- "In real life, strategy is actually very straightforward. Pick a general direction and implement like hell."
Wednesday, February 18th, 2015
How and when a CPA firm pays overtime is something that has been discussed and argued for years. It is not always easy deciding who is “exempt” and who is “non-exempt”.
I have found that most firms are very careful about these rules. I just wanted to give you a heads-up about some new overtime pay protections for low-salaried managers that are in the works.
Here’s the article on CNN Money – be sure you are in the know for your firm and for your clients.
Here’s another interesting fact. According to a Gallup poll from last fall. The average U.S. employee works 46.7 hours per week. So, don’t think it is just the accounting profession that has extended hours.
The best thing about public accounting hours is that, for many accountants, the extra hours occur in winter and when summer arrives it’s a 40-hour work week.
- "Hard work beats talent when talent doesn't work hard."
Tuesday, February 17th, 2015
Have you read Gail’s editorial column in the February issue of CPA Practice Advisor?
She provides a list of challenges facing the CPA profession from a group of accountants. Here’s a few examples of the challenges:
- Technology is replacing or changing the role of entry-level people.
- Attracting talented graduates
- Adding advisory services
- Many client and staff relationships are virtual
- And, several more
The irony is that this entire list was compiled in the year 2000! Read her column. Do you see a major problem here?
The scary thing for me is the fact that I have been working with CPAs for over 30 years. I am still called upon to assist with some of the same issues I experienced that long ago.
- "All life is an experiment. The more experiments you make, the better."
Monday, February 16th, 2015
For years now, in the CPA profession, we have been doing all kinds of warm and fuzzy stuff for our employees.
- Let’s use Starbucks coffee rather than the grocery store variety.
- Let’s give them flex hours and core hours so they can sleep late or stay late – their choice.
- Let’s give them really nice portfolios with the firm logo.
- Let’s give them firm logo jackets, sweatshirts, t-shirts and coffee mugs.
- Let’s give them an extra week of vacation.
- Let’s subsidize their health club dues.
- Let’s pay them for referral leads.
- Let’s buy a real popcorn machine for the break room.
Get the picture? Sound all too familiar?
Want to truly engage your people? First step: Observe, research and solicit information to determine what motivates your BEST performers.
Many studies tell us that engaging millennial employees it is simply being more inclusive. Millennial top performers want to be in the loop, they want transparency AND opportunity. Older, experienced employees in your accounting firm have become accustomed to all the mystery, secrecy and complacency.
Major change is difficult for some CPAs. I like to recommend taking baby steps to improve things inside your firm. It can be a small step but at least TAKE THAT SMALL STEP.
Do this: Take one of your high-profile engagements, one that is challenging and interesting, away from one of your long-time managers (who has had it for years) and assign it to a not-so-long-time millennial (that’s someone under 35 years of age).
That will do more to engage an up-and-comer than all the free bagels you can buy.
- "When people are financially invested, they want a return.

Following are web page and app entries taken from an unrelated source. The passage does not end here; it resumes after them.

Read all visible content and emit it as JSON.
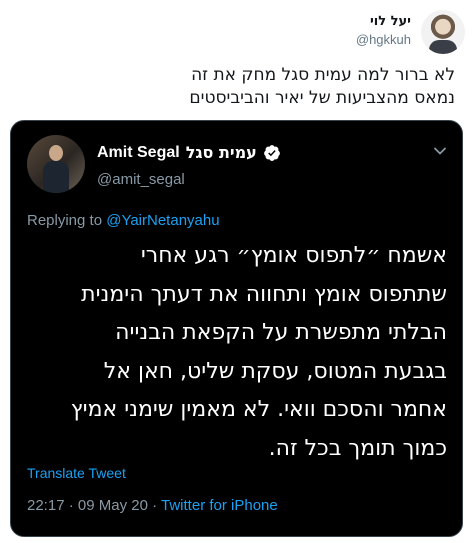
{
  "outer_tweet": {
    "author_name": "יעל לוי",
    "author_handle": "@hgkkuh",
    "text_line_1": "לא ברור למה עמית סגל מחק את זה",
    "text_line_2": "נמאס מהצביעות של יאיר והביביסטים"
  },
  "quoted_tweet": {
    "author_name": "Amit Segal",
    "author_name_hebrew": "עמית סגל",
    "author_handle": "@amit_segal",
    "verified_icon": "verified-badge-icon",
    "menu_icon": "chevron-down-icon",
    "reply_prefix": "Replying to",
    "reply_mention": "@YairNetanyahu",
    "text_lines": [
      "אשמח ״לתפוס אומץ״ רגע אחרי",
      "שתתפוס אומץ ותחווה את דעתך הימנית",
      "הבלתי מתפשרת על הקפאת הבנייה",
      "בגבעת המטוס, עסקת שליט, חאן אל",
      "אחמר והסכם וואי. לא מאמין שימני אמיץ",
      "כמוך תומך בכל זה."
    ],
    "translate_label": "Translate Tweet",
    "time": "22:17",
    "separator": "·",
    "date": "09 May 20",
    "source": "Twitter for iPhone"
  },
  "colors": {
    "quote_background": "#000000",
    "link_blue": "#1da1f2",
    "muted_gray": "#8899a6"
  }
}
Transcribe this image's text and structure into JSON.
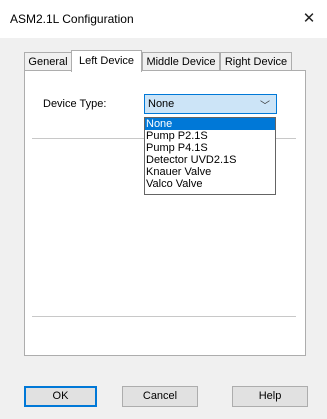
{
  "window": {
    "title": "ASM2.1L Configuration",
    "close_glyph": "✕"
  },
  "tabs": [
    {
      "label": "General",
      "selected": false
    },
    {
      "label": "Left Device",
      "selected": true
    },
    {
      "label": "Middle Device",
      "selected": false
    },
    {
      "label": "Right Device",
      "selected": false
    }
  ],
  "device_type": {
    "label": "Device Type:",
    "selected_value": "None",
    "arrow_glyph": "﹀",
    "options": [
      "None",
      "Pump P2.1S",
      "Pump P4.1S",
      "Detector UVD2.1S",
      "Knauer Valve",
      "Valco Valve"
    ],
    "highlighted_index": 0
  },
  "buttons": {
    "ok": "OK",
    "cancel": "Cancel",
    "help": "Help"
  },
  "colors": {
    "accent": "#0078d7",
    "combo_fill": "#cce4f7",
    "dialog_background": "#f0f0f0"
  }
}
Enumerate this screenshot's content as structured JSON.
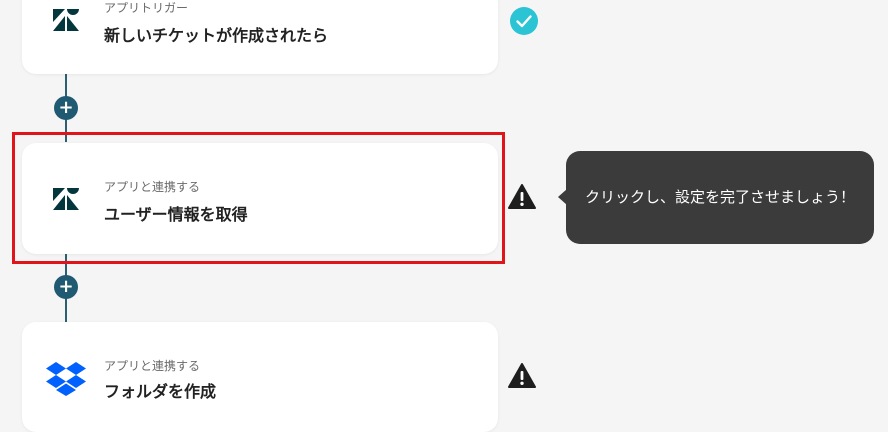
{
  "flow": {
    "steps": [
      {
        "subtitle": "アプリトリガー",
        "title": "新しいチケットが作成されたら",
        "app_icon": "zendesk-icon",
        "status": "complete"
      },
      {
        "subtitle": "アプリと連携する",
        "title": "ユーザー情報を取得",
        "app_icon": "zendesk-icon",
        "status": "warning"
      },
      {
        "subtitle": "アプリと連携する",
        "title": "フォルダを作成",
        "app_icon": "dropbox-icon",
        "status": "warning"
      }
    ],
    "add_step_label": "+"
  },
  "tooltip": {
    "text": "クリックし、設定を完了させましょう！"
  },
  "colors": {
    "connector": "#2d5f73",
    "add_button": "#1f5a72",
    "complete": "#2bc4d4",
    "warning": "#1e1e1e",
    "highlight": "#e0151c",
    "zendesk": "#03363d",
    "dropbox": "#0061fe"
  }
}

When people are emotionally invested, they want to contribute."
Saturday, February 14th, 2015
Happy Valentine’s Day to all my wonderful clients, associates and friends in the CPA profession. Honestly, I do LOVE my work and the people I serve.
I hope you are feeling the love inside your firm. CPAs are honest, caring people – sometimes they just don’t let it show.

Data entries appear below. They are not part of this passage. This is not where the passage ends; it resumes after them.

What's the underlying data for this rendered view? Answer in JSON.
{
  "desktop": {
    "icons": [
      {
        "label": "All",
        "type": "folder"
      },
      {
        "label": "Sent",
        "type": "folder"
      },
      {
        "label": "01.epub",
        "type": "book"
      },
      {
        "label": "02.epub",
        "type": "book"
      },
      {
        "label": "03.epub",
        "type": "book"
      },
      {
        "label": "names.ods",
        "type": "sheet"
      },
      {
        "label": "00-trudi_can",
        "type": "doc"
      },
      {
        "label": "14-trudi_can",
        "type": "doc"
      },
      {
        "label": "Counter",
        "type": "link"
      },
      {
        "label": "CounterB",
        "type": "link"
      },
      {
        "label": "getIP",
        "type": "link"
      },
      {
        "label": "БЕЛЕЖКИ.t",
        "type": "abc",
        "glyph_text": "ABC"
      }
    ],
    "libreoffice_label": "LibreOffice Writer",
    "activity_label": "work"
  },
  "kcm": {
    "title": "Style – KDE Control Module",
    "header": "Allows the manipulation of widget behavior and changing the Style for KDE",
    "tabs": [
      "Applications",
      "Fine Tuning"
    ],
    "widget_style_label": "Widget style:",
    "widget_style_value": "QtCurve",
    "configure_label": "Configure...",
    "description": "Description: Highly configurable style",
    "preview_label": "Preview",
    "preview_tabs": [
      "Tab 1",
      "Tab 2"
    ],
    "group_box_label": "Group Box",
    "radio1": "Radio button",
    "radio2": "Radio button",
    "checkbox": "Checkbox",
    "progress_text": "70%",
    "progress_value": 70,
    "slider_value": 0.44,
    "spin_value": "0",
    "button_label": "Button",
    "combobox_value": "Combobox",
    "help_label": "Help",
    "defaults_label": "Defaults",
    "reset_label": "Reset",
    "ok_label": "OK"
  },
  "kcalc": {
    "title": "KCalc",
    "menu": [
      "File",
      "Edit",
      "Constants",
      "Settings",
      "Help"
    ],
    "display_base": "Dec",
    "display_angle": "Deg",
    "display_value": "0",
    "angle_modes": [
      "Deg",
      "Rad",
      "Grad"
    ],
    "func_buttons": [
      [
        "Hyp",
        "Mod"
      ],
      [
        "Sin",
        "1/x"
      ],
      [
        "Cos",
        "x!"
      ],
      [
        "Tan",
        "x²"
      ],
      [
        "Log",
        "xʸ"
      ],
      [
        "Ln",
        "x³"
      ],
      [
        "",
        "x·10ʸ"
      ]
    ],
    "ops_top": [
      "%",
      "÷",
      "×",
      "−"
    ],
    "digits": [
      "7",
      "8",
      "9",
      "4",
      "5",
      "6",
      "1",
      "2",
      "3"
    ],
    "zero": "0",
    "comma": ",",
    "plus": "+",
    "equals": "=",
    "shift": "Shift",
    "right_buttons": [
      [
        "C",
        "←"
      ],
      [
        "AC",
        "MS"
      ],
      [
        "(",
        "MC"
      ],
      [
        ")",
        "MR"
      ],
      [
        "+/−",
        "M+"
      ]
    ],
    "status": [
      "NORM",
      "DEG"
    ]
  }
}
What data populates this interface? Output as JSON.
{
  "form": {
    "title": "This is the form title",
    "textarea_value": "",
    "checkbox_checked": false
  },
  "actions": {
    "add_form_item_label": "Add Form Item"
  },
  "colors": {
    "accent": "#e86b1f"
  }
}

If you are a CPA firm leader, don’t let your people feel like Charlie Brown!
- "Who, being loved, is poor?"